A teenager on a chair above me vomits with such volume and power I worry about errant splatters. I tuck myself deeper into the sleeping bag, willing myself out of existence for the four hour ferry crossing. Going hard-up against a chair stops me rocking with the ship and gains me two hours of precious sleep. I’m one of the last on the 2:30am ferry sailing from Wellington to Picton, 27 Dec 2017.
At 6:30am the ferry disgorges its 150 drowsy drivers for their long journeys on unfamiliar roads. I am heading to Mt Somers to kick things off with a short overnight tramp, and waste no time heading down-country.
I drive the recently re-opened State Highway 1 north of Kaikoura, destroyed by earthquake in 2016. The road only opened three days ago, a christmas present to the nation. There is a celebratory atmosphere from the lollipop people and engineers dotting the route; they did a lot of work to get it open for Christmas!
I visit my families’ graves in Ashburton. I visit the churches again in the hopes they’re open, to steep myself in family history – but alas, shut again.
Popping by the Countdown for some tramping food, I buy a raspberry muffin as part of my lunch. The checkout lady asks ‘Are you going to eat this?’
‘I intended to, yes’ I reply. Her face implies I am the one being stupid.
I drive to the mountains, intending to stay at (or near) Woolshed Creek Hut. It’s a couple of hours walk through the remains of a failed coal mining venture from 1958. There are some wrecked machinery and things to keep things interesting, walking through regenerating black beech forest.

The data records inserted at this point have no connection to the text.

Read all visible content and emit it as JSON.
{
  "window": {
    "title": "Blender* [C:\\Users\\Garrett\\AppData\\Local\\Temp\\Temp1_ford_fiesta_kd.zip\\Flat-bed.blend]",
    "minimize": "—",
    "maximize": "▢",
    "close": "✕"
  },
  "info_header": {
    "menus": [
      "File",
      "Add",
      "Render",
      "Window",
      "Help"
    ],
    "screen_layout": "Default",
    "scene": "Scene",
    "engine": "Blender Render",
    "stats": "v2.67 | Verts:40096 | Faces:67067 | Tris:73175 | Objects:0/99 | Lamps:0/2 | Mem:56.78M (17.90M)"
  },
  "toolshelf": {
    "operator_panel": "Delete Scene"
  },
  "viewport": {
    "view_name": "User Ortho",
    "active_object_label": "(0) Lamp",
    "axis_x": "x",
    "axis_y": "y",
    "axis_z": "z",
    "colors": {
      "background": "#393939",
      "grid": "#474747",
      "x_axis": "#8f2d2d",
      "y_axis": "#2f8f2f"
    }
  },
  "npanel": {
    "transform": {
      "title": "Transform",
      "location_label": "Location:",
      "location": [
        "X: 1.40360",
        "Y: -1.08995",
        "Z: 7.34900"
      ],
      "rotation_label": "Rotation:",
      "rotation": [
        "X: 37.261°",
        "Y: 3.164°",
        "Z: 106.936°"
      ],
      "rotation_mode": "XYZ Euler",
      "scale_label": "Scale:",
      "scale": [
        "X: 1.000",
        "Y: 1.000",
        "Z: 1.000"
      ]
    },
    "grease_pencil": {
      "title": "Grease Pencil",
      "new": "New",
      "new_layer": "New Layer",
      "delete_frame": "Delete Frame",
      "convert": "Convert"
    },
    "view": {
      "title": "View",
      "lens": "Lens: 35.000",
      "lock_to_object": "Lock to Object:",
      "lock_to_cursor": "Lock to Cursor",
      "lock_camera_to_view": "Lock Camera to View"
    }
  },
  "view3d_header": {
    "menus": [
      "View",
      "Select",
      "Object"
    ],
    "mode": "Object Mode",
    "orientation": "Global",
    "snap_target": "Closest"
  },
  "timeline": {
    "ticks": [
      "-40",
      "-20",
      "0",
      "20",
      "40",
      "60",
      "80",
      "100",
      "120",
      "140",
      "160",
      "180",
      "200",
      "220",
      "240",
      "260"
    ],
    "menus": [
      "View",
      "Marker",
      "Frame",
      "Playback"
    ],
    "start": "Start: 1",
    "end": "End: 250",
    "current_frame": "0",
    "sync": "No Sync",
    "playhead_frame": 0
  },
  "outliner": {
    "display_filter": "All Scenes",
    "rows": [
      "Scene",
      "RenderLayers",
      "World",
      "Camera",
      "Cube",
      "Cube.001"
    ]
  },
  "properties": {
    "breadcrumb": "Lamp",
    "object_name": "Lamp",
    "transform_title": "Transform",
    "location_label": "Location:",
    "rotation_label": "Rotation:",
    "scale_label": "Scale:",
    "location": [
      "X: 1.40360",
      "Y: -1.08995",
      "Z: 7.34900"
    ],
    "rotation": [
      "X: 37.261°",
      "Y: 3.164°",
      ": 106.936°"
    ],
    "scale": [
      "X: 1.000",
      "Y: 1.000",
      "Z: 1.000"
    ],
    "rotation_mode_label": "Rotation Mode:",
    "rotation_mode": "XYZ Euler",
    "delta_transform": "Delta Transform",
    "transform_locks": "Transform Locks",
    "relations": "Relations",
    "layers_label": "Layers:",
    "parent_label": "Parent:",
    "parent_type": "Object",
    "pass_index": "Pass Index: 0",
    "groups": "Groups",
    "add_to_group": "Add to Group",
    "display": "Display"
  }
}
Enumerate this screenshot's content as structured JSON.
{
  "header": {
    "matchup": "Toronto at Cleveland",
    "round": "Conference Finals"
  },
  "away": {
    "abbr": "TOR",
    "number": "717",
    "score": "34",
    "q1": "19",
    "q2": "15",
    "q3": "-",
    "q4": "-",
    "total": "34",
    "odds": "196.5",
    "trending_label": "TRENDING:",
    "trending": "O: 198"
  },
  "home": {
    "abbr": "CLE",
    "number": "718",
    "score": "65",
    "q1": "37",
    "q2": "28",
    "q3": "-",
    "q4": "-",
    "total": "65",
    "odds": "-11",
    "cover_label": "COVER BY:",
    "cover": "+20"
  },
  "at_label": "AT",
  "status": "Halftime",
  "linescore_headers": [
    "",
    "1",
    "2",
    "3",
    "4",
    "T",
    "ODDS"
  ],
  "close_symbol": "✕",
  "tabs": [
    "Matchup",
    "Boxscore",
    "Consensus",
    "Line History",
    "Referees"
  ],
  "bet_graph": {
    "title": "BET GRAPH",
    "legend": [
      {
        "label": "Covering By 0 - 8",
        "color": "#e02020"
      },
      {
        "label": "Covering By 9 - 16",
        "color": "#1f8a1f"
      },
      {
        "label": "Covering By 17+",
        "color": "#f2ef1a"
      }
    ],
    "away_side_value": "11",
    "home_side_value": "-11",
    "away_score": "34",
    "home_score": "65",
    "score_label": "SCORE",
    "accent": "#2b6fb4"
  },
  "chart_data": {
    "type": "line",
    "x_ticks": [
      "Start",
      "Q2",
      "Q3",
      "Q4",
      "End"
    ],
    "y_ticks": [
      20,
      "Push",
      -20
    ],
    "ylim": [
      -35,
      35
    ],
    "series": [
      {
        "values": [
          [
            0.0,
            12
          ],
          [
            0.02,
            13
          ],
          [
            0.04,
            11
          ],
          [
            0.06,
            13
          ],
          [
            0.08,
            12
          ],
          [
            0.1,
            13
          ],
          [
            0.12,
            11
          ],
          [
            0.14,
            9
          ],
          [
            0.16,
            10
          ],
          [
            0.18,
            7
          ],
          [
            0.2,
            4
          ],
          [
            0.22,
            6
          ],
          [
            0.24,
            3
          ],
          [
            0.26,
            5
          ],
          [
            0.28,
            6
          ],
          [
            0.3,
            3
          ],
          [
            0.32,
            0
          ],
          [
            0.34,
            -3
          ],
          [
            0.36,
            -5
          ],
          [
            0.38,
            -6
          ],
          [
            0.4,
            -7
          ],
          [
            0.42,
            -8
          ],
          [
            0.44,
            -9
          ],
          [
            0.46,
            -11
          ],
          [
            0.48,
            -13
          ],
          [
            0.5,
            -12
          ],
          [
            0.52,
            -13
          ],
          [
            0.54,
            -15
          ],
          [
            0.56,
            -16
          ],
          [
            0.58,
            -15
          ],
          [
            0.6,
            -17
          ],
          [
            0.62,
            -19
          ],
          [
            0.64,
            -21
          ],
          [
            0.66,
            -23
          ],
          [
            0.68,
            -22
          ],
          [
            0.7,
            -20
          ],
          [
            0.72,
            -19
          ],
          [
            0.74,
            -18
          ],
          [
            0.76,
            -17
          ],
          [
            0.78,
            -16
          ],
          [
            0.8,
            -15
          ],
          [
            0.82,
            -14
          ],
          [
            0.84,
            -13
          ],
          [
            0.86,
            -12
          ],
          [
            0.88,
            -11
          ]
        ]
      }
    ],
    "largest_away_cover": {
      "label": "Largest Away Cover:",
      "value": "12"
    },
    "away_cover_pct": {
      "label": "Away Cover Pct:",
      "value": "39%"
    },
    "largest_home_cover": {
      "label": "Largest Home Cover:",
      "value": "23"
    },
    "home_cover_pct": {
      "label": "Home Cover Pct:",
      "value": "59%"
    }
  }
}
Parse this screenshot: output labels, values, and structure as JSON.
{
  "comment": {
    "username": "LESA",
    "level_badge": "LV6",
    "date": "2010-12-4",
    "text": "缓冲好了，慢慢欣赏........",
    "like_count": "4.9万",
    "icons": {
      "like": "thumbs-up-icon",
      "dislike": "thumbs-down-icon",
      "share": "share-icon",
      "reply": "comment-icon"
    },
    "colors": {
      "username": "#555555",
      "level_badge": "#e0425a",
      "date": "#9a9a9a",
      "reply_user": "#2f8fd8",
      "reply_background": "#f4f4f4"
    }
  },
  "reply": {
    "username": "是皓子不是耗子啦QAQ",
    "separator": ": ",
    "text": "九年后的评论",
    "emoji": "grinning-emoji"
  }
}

Parties heading the opposite direction inform me of a large family group at the hut; complete with loud toddlers and children. ‘Good luck’ they say. I continue on, glad I brought the tent! The views are wonderful; there’s still some snow on in the distant Alps – how lucky Cantabrians are to have this as their back yard.
Just as the views get so good I decide to keep the camera on me as opposed to in my pack, I spy the hut below me. I scramble down, and hear the shouting, stamping children long before I enter. They are loud and obnoxious. The parents look on, almost apologetic; but not apologetic enough to do anything about it. I boil water for a coffee; one kid throws his socks at me. I throw socks back, pack up the cooker and pitch the tent 50 metres away.
The weather is mercifully clement and I enjoy reading Cloud Atlas. It is a good yarn (pity about the movie). As the evening goes by, the DOC volunteer hut warden visits me. At the popular huts, volunteer wardens can live in residence, with a private living quarters. Tragically, the former warden had slipped and died in the area recently; I sat and reflected on that pointless violence in this beautiful setting – so chaotic and sad. This hut warden was driven out to the hut by 4×4; DOC’s health and safety was under review. She suggested some trips further south, and checked my hut pass (camp within 100 metres of this hut and you need a pass or $5; a few tenters were hidden up the valley to avoid this extravagance).
Dinner was a pasta snack, with half a carrot, an onion and some salami. A tasty and easy tramping dinner. Cuisine is never high in my trip planning; with so many decisions to make, being creative with what to eat is just extra work, so I am happy to stumble onto a winner.
I awake in the morning to find frost on the tent; no wonder I needed more layers during the night!
In the morning I depart via the South face of Mt Somers to come down Rhyolite ridge. Fortune being what it is, I leave as the family take a short trip to the bridge; I get to talking with Dad. ‘Must be peaceful alone’ he says wistfully. The track is a steeper ascent and surprisingly poorly sign-posted for such a popular route. I cross paths with a European motorbike tourer. Letting him go ahead, I end up ahead of him some hours later; he got lost but found his way.
It was a nice and easy overnight tramp, with stunning views. I’d like to do the full loop some day, but not with the camera + tent – one of the days is 9 hrs long.
I lunch at the carpark then head back to the coast, south to Timaru. There’s a huge carnival going on; ‘you’ll have fun by yourself’ I am told. I go to the museum instead. It is not great, but the churches are, and they are plentiful. There are nice churches in Wellington, but they are crowded out by other buildings; in these smaller centres the spires still have their presence. One can more easily picture their importance in the early years. Unfortunately a lot of the churches are not left open (Catholic ones seem more likely to be) so I make do prowling about outside.
The tramp has tired me out; I decide to bail and head inland to the Otaio Gorge DOC campsite.
Arriving, I am met with a wall of people. They are playing cricket, and all stop and stare at me. I am an interloper and indecisive.
A distant man waves me in, and I weave through the players, who quickly get back on with it.
I pitch my car tent (such luxury!) next to the man, who is here with his daughter. They are so friendly and welcoming, it reminds me of family campsites of my youth. I am chuffed and happy to be there. ($8 per adult per night, honour system). The only bugger was some campervanners arriving at 11pm, beaming headlights then head lanterns on everyones tents. They were noisy and annoying until someone told them to be careful with their lights and shut up.
Breakfast is porridge, fruit and coffee; today I shall leave Canterbury behind and enter Otago.